DATA LISTING:
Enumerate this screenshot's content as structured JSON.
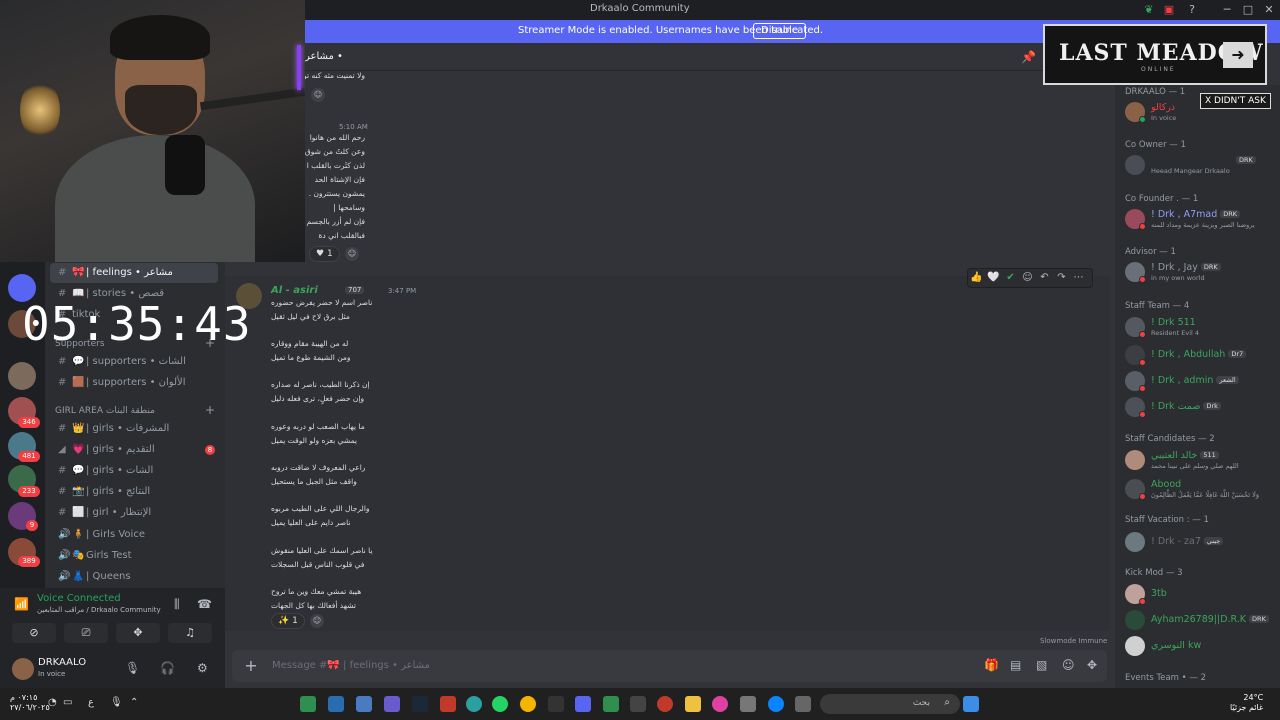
{
  "window": {
    "title": "Drkaalo Community"
  },
  "streamer": {
    "message": "Streamer Mode is enabled. Usernames have been truncated.",
    "disable_label": "Disable"
  },
  "timer": "05:35:43",
  "overlay": {
    "logo_text": "LAST MEADOW",
    "logo_sub": "ONLINE",
    "xdidnt": "X DIDN'T ASK"
  },
  "channels": {
    "items": [
      {
        "emoji": "🎀",
        "label": "| feelings • مشاعر",
        "active": true
      },
      {
        "emoji": "📖",
        "label": "| stories • قصص",
        "active": false
      },
      {
        "emoji": "",
        "label": "tiktok",
        "active": false
      }
    ],
    "category_supporters": "Supporters",
    "supporters": [
      {
        "emoji": "💬",
        "label": "| supporters • الشات"
      },
      {
        "emoji": "🟫",
        "label": "| supporters • الألوان"
      }
    ],
    "category_girl": "GIRL AREA",
    "category_girl_ar": "منطقة البنات",
    "girl": [
      {
        "emoji": "👑",
        "label": "| girls • المشرفات",
        "badge": ""
      },
      {
        "emoji": "💗",
        "label": "| girls • التقديم",
        "badge": "8"
      },
      {
        "emoji": "💬",
        "label": "| girls • الشات",
        "badge": ""
      },
      {
        "emoji": "📸",
        "label": "| girls • النتائج",
        "badge": ""
      },
      {
        "emoji": "⬜",
        "label": "| girl • الإنتظار",
        "badge": ""
      }
    ],
    "voice_channels": [
      {
        "emoji": "🧍",
        "label": "| Girls Voice"
      },
      {
        "emoji": "🎭",
        "label": "Girls Test"
      },
      {
        "emoji": "👗",
        "label": "| Queens"
      }
    ]
  },
  "rail_badges": [
    "346",
    "481",
    "233",
    "9",
    "389"
  ],
  "voice": {
    "status": "Voice Connected",
    "channel": "مراقب المتابعين / Drkaalo Community"
  },
  "user": {
    "name": "DRKAALO",
    "status": "In voice"
  },
  "chat": {
    "channel_header": "مشاعر • ",
    "msg1_time": "5:10 AM",
    "msg1_lines": [
      "رحم الله من هانوا",
      "وعن كلتُ من شوق",
      "لذن كثَرت بالقلب ا",
      "فإن الإشتاة الحد",
      "يمشون يستترون .",
      "وسامحها |",
      "فإن لم أزر بالجسم ر",
      "فبالقلب اني دة"
    ],
    "msg1_top_line": "ولا تمنيت مثه كنه تو",
    "msg1_reaction": "1",
    "msg2": {
      "author": "Al - asiri",
      "badge": "707",
      "time": "3:47 PM",
      "lines": [
        "ناصر اسم لا حضر يفرض حضوره",
        "مثل برق لاح في ليل ثقيل",
        "",
        "له من الهيبة مقام ووقاره",
        "ومن الشيمة طوع ما تميل",
        "",
        "إن ذكرنا الطيب، ناصر له صداره",
        "وإن حضر فعلٍ، ترى فعله دليل",
        "",
        "ما يهاب الصعب لو دربه وعوره",
        "يمشي بعزه ولو الوقت يميل",
        "",
        "راعي المعروف لا ضاقت دروبه",
        "واقف مثل الجبل ما يستحيل",
        "",
        "والرجال اللي على الطيب مربوه",
        "ناصر دايم على العليا يميل",
        "",
        "يا ناصر اسمك على العليا منقوش",
        "في قلوب الناس قبل السجلات",
        "",
        "هيبة تمشي معك وين ما تروح",
        "تشهد أفعالك بها كل الجهات"
      ],
      "reaction": "1"
    },
    "slowmode": "Slowmode Immune",
    "composer_placeholder": "Message #🎀 | feelings • مشاعر"
  },
  "members": [
    {
      "role": "DRKAALO — 1"
    },
    {
      "name": "دركالو",
      "sub": "In voice",
      "color": "#f23f43",
      "tag": ""
    },
    {
      "role": "Co Owner — 1"
    },
    {
      "name": "",
      "sub": "Heead Mangear Drkaalo",
      "color": "#dbdee1",
      "tag": "DRK"
    },
    {
      "role": "Co Founder . — 1"
    },
    {
      "name": "! Drk , A7mad",
      "sub": "يروضنا الصبر وبزينة عزيمة ومداد للمنه",
      "color": "#5865f2",
      "tag": "DRK"
    },
    {
      "role": "Advisor — 1"
    },
    {
      "name": "! Drk , Jay",
      "sub": "in my own world",
      "color": "#949ba4",
      "tag": "DRK"
    },
    {
      "role": "Staff Team — 4"
    },
    {
      "name": "! Drk 511",
      "sub": "Resident Evil 4",
      "color": "#3ba55c",
      "tag": ""
    },
    {
      "name": "! Drk , Abdullah",
      "sub": "",
      "color": "#3ba55c",
      "tag": "Dr7"
    },
    {
      "name": "! Drk , admin",
      "sub": "",
      "color": "#3ba55c",
      "tag": "الشعر"
    },
    {
      "name": "! Drk صمت",
      "sub": "",
      "color": "#3ba55c",
      "tag": "Drk"
    },
    {
      "role": "Staff Candidates — 2"
    },
    {
      "name": "خالد العتيبي",
      "sub": "اللهم صلي وسلم على نبينا محمد",
      "color": "#3ba55c",
      "tag": "511"
    },
    {
      "name": "Abood",
      "sub": "وَلَا تَحْسَبَنَّ اللَّهَ غَافِلًا عَمَّا يَعْمَلُ الظَّالِمُونَ",
      "color": "#3ba55c",
      "tag": ""
    },
    {
      "role": "Staff Vacation : — 1"
    },
    {
      "name": "! Drk - za7",
      "sub": "",
      "color": "#949ba4",
      "tag": "جيني"
    },
    {
      "role": "Kick Mod — 3"
    },
    {
      "name": "3tb",
      "sub": "",
      "color": "#3ba55c",
      "tag": ""
    },
    {
      "name": "Ayham26789||D.R.K",
      "sub": "",
      "color": "#3ba55c",
      "tag": "DRK"
    },
    {
      "name": "النوسري kw",
      "sub": "",
      "color": "#3ba55c",
      "tag": ""
    },
    {
      "role": "Events Team • — 2"
    }
  ],
  "taskbar": {
    "clock_time": "٠٧:١٥ م",
    "clock_date": "٢٧/٠٦/٢٠٢٥",
    "search_placeholder": "بحث",
    "weather_temp": "24°C",
    "weather_desc": "غائم جزئيًا",
    "lang": "ع"
  }
}
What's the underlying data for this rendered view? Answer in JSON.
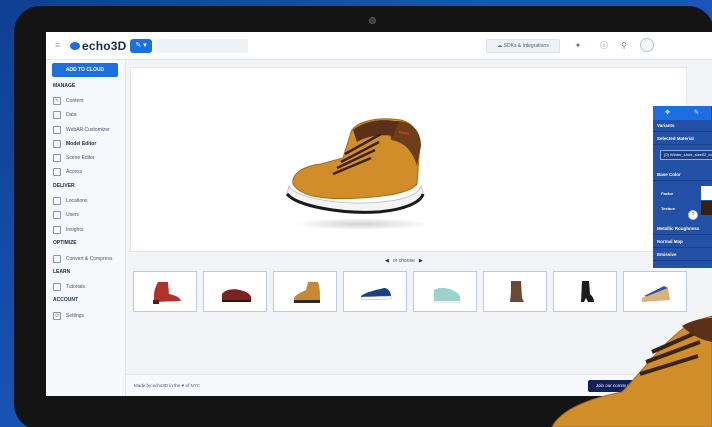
{
  "app": {
    "logo_text": "echo3D",
    "accent": "#1d6fe0"
  },
  "topbar": {
    "sdk_label": "SDKs & Integrations",
    "icons": [
      "hamburger-icon",
      "magic-wand-icon",
      "info-icon",
      "search-icon",
      "avatar"
    ]
  },
  "sidebar": {
    "add_to_cloud": "ADD TO CLOUD",
    "sections": {
      "manage": "MANAGE",
      "deliver": "DELIVER",
      "optimize": "OPTIMIZE",
      "learn": "LEARN",
      "account": "ACCOUNT"
    },
    "items": {
      "content": "Content",
      "data": "Data",
      "webar": "WebAR Customizer",
      "model_editor": "Model Editor",
      "scene_editor": "Scene Editor",
      "access": "Access",
      "locations": "Locations",
      "users": "Users",
      "insights": "Insights",
      "convert": "Convert & Compress",
      "tutorials": "Tutorials",
      "settings": "Settings"
    }
  },
  "panel": {
    "variants": "Variants",
    "selected_material": "Selected Material",
    "material_value": "(0) Winter_shoe_size02_bo",
    "base_color": "Base Color",
    "factor": "Factor",
    "texture": "Texture",
    "metallic": "Metallic Roughness",
    "normal_map": "Normal Map",
    "emissive": "Emissive"
  },
  "chooser": {
    "label": "or choose"
  },
  "footer": {
    "made_by": "Made by echo3D in the ♥ of NYC",
    "join": "Join our commun"
  },
  "thumbnails": [
    {
      "name": "red-ankle-boot",
      "color": "#b0332a"
    },
    {
      "name": "burgundy-oxford",
      "color": "#7a2224"
    },
    {
      "name": "tan-hiking-boot",
      "color": "#c78a33"
    },
    {
      "name": "blue-sneaker",
      "color": "#1f3e8a"
    },
    {
      "name": "mint-sneaker",
      "color": "#9cd3cf"
    },
    {
      "name": "brown-boot",
      "color": "#6b4a35"
    },
    {
      "name": "black-heeled-boot",
      "color": "#1c1c1c"
    },
    {
      "name": "blue-espadrille-wedge",
      "color": "#3a4fa0"
    }
  ]
}
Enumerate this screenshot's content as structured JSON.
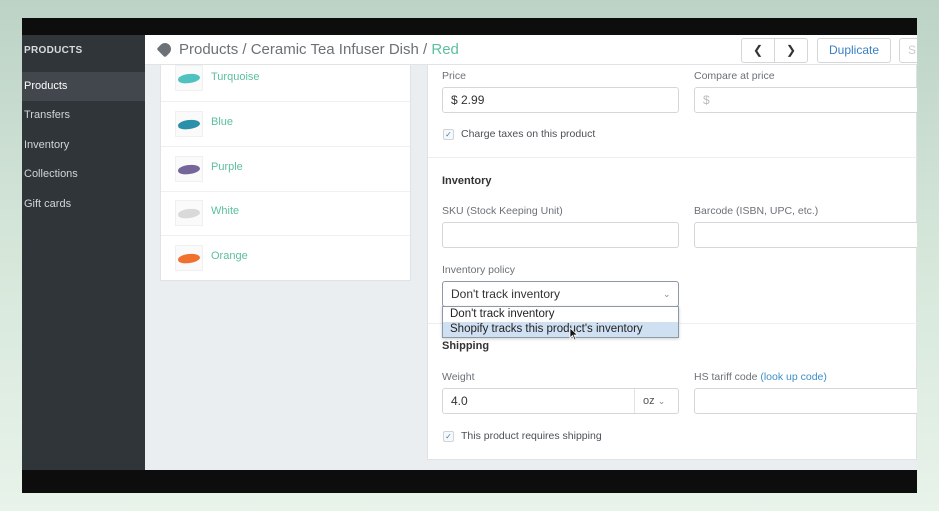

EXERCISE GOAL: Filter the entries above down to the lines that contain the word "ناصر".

OUTPUT:
        "ناصر اسم لا حضر يفرض حضوره",
        "إن ذكرنا الطيب، ناصر له صداره",
        "ناصر دايم على العليا يميل",
        "يا ناصر اسمك على العليا منقوش",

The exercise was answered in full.